- What if food becomes so expensive that the poorest cannot afford to buy enough food? In other words, what if there is enough food for everyone, but some people cannot afford it? In some poorer countries, people are already spending 50%, 60% or even 70% of their meager income on food. As food becomes more expensive, they may run out of money to buy it. By comparison, the average American spends 10% of their income on food.
- What if one day there were only 23 billion pounds of food instead of the 24 billion pounds needed for the day? What if it was 22 billion? Or 20? Under capitalism, without any government intervention, this scarcity will result in extreme price hikes. Poor countries simply won’t have food at any price because rich countries will have the money to buy everything. We’ve seen this before – it happened with Covid vaccines in 2021.
Food scarcity means…
What does humanity do if there isn’t enough affordable food to feed us all?
The reason why this is becoming concerning is due to several factors that combine, many of which have their roots in the Russian war against Ukraine. You might think that Ukraine is a small country on the other side of the world, but the war there has global effects.
To understand the problem, let’s focus on one global crop: wheat. In round numbers, the planet produces and consumes about 4 billion pounds of wheat per day. Wheat becomes more expensive because:
- The price of fuel is increasing due to sanctions against Russia and other factors. Farmers use fuel to plant, harvest and transport wheat.

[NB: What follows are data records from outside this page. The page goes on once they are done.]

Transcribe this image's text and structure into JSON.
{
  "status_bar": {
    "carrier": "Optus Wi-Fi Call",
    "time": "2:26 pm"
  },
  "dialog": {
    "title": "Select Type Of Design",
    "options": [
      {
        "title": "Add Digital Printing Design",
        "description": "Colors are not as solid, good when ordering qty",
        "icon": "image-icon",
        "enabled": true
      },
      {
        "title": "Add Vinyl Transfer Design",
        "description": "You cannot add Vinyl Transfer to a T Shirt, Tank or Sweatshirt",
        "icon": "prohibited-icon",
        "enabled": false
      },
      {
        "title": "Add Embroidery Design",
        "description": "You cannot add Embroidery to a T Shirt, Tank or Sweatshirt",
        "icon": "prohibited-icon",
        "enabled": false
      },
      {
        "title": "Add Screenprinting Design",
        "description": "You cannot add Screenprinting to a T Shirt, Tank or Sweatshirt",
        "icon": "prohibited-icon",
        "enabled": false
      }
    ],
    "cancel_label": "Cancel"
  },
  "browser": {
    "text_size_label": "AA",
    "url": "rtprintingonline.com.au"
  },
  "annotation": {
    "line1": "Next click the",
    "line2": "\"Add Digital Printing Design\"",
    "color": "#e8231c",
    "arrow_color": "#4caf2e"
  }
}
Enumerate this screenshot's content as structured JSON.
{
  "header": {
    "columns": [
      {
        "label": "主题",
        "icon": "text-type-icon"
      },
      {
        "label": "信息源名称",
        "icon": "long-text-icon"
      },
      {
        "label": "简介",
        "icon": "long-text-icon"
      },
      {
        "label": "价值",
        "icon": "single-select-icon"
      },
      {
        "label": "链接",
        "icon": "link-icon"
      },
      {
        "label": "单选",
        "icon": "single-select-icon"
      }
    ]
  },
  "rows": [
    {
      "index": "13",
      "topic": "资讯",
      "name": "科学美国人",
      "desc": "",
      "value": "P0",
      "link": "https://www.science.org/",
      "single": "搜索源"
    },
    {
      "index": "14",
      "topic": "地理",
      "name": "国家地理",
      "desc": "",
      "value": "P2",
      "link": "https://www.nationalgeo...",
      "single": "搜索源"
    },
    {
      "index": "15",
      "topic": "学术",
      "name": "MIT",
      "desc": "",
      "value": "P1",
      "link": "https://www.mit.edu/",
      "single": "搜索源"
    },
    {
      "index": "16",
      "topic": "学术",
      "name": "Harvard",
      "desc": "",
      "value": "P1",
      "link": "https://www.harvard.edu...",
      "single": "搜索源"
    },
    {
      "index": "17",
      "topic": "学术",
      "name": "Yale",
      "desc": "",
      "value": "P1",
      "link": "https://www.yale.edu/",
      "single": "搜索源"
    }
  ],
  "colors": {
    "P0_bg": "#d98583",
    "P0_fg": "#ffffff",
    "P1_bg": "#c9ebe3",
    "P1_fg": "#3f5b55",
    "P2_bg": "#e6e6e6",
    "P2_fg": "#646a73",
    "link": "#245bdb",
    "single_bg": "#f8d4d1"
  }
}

- Fertilizer prices are rising. Nitrogen fertilizer production is often dependent on natural gas, and natural gas prices are rising (especially in Europe) due to Russian sanctions and other factors. Other fertilizer components are mined and miners use fuel for mining and transportation. In addition, Russia and Belarus produce a good part of the world’s fertilizers.
Significant wheat shortages could occur this year because:
- Without enough fertilizer, wheat harvests decline. The wheat will still grow, but the crop is smaller with insufficient fertilizer.
- Ukraine is one of the world’s top 10 wheat producers. With Russia’s war against Ukraine underway, Ukrainian farmers are expected to produce less wheat. Russian bombs also target food stocks in Ukraine.
- Russia is the world’s third largest wheat producer. Sanctions can stop Russian wheat exports, or Russia can suspend exports in retaliation for sanctions.
- China is the world’s largest producer of wheat. Flooding of China’s wheat farmland could reduce China’s wheat harvest by up to a third this year.
And that’s just one major global culture that’s having problems.
How to defend yourself
Faced with the potential for global food shortages, what steps could the HCGHW take? Here are some possibilities:
- Rapid regime change in Russia could help. With a different government, the Russian war against Ukraine could end quickly. This could reduce the need for sanctions and help global food and energy markets return to normal.
- There is a lot of agricultural land in places like North America and Europe that is lying fallow. It could potentially be activated in an emergency to produce crops. However, this should happen quickly, as wheat is usually sown in the spring.
- Meat production could be reduced. It can take several pounds of grain to produce one pound of meat (depending on the type of meat – beef is the worst offender).
- Food could be rationed for overweight and obese people. It may sound extreme, but overweight people eat more than skinny people and they can afford to shed a few pounds too. We could take food away from overweight people and give it to undernourished people. Having an overweight person who is a little hungry is significantly better than having an undernourished person who is starving.
Right now, most humans on planet Earth don’t tend to think globally like that. The HCGHW must think globally to avoid a potential food catastrophe. This kind of big picture thinking can give all of us a different perspective on what it means to be a human being.
I will start including the links for all the facts that I include in my articles. For example, in this article I say that the average person on Earth weighs 136 pounds. How can I know? I have a link below.
Marshall Brain: Are we going to cure cancer?